ROOH just opened a few months ago and I was instantly intrigued by their menu since I didn’t know what half the ingredients listed on it were. Located in the SoMa, the restaurant has a swanky eclectic atmosphere with vibrant colors and a full gorgeous bar.
We started the meal with a few cocktails (we ended up sampling five) and all were enticing and exciting. The cocktail menu is super fun where it’s divided into various sections (bitter, salty, sweet, sour, astringent, and pungent) on a wheel.
A fun little bite to start off the meal.
The luscious ruby red pieces of raw tuna really went well with the crispy pieces of puffed rice and creamy avocado. While the togarishi gave this dish more of a Japanese touch, the dish was well balanced with the sweet tangy tamarind dressing.
This was my favorite appetizer by far. Super creamy and crisp hammersley oysters were enhanced with a refreshing light granita, fresh citrusy foam, and a nice crunch from the pickled turnip. Definitely get these.
While these lamb ribs were tender, I wanted the apricot chili marmalade to be more prominent. The cooling yogurt chutney was a good accompaniment to balance out the spicy sweetness of the marmalade.
Potato tikki are basically potato croquettes which are flavored with various spices. The tempura kale and spinach added a nice crunch and the fresh pieces of raspberry cut through the richness of the dish.
While all the appetizers had a more modern approach to Indian cuisine, the main dishes were more on the traditional side. The beef short ribs were unctuous and basically melted in my mouth. I can’t recall the sauce and I remember we were savoring every drop of it like liquid gold.
I mean who doesn’t like butter chicken? It’s a classic and this didn’t disappoint. The charbroiled chicken was swimming in this heavenly sauce that shouldn’t be wasted aka mop it up with rice or naan.
Normal saffron rice.
I was actually slightly disappointed with the naan sampler. I could barely taste the difference between them and they were a bit on the dry side.
Simple, tasty, and a nice condiment to go with all the meat dishes.
While this dessert does take about 15 minutes to prepare, it’s totally worth it. I love a classic apple tart tatin but their version with banana was right on the money.
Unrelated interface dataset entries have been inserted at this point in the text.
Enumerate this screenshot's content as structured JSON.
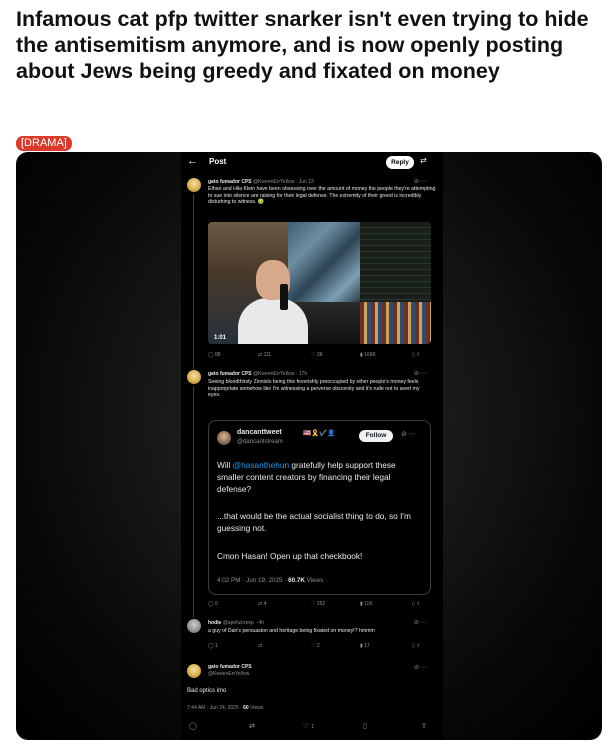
{
  "post": {
    "title": "Infamous cat pfp twitter snarker isn't even trying to hide the antisemitism anymore, and is now openly posting about Jews being greedy and fixated on money",
    "flair": "[DRAMA]"
  },
  "screenshot": {
    "header": {
      "back": "←",
      "title": "Post",
      "reply_label": "Reply",
      "adjust_icon": "⇄"
    },
    "tweet1": {
      "author": "gato fumador CPS",
      "meta": "@KweenErrYellow · Jun 23",
      "text": "Ethan and Hila Klein have been obsessing over the amount of money the people they're attempting to sue into silence are raising for their legal defense. The extremity of their greed is incredibly disturbing to witness. 🤢",
      "video_time": "1:01",
      "stats": {
        "replies": "88",
        "reposts": "111",
        "likes": "3K",
        "views": "166K"
      }
    },
    "tweet2": {
      "author": "gato fumador CPS",
      "meta": "@KweenErrYellow · 17h",
      "text": "Seeing bloodthirsty Zionists being this feverishly preoccupied by other people's money feels inappropriate somehow like I'm witnessing a perverse obscenity and it's rude not to avert my eyes.",
      "stats": {
        "replies": "9",
        "reposts": "4",
        "likes": "252",
        "views": "11K"
      }
    },
    "quote": {
      "author": "dancanttweet",
      "badges": "🇺🇸🎗️✔️👤",
      "handle": "@dancantstream",
      "follow_label": "Follow",
      "p1_before": "Will ",
      "p1_mention": "@hasanthehun",
      "p1_after": " gratefully help support these smaller content creators by financing their legal defense?",
      "p2": "...that would be the actual socialist thing to do, so I'm guessing not.",
      "p3": "Cmon Hasan! Open up that checkbook!",
      "meta_time": "4:02 PM · Jun 19, 2025 · ",
      "meta_views": "60.7K",
      "meta_views_label": " Views"
    },
    "reply": {
      "author": "hodie",
      "meta": "@apefuicreep · 4h",
      "text": "a guy of Dan's persuasion and heritage being fixated on money!? hmmm",
      "stats": {
        "replies": "1",
        "reposts": "",
        "likes": "2",
        "views": "17"
      }
    },
    "tweet3": {
      "author": "gato fumador CPS",
      "handle": "@KweenErrYellow",
      "text": "Bad optics imo",
      "meta_time": "7:44 AM · Jun 24, 2025 · ",
      "meta_views": "60",
      "meta_views_label": " Views",
      "likes": "1"
    }
  }
}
That golden flaky pastry crust was topped with creamy slices of banana all drenched in sticky caramel. The scoop of silky cool vanilla ice cream and crunchy sesame nougat went perfectly with the warm tart tatin.
This was probably the most “traditional” dessert with halwa (a sweet Indian dish usually consisting of semolina cooked in milk with sugar and cardamon) that was made into a cake with the cardamon and pistachio kulfi (Indian ice cream).
The chocolate cake was more like a mousse, super rich and creamy. I especially liked the spiced masala chai ice cream.
I was definitely pleasantly surprised by the food at ROOH especially the appetizers and desserts which had a more progressive approach to Indian food. The only thing people might not like are the smaller portion sizes, even the main courses were slightly on the petite side but hey this is San Francisco right? If you’re willing to be adventurous and try some bomb fun Indian cuisine I’d hit up ROOH. My overall rating is a 8/10.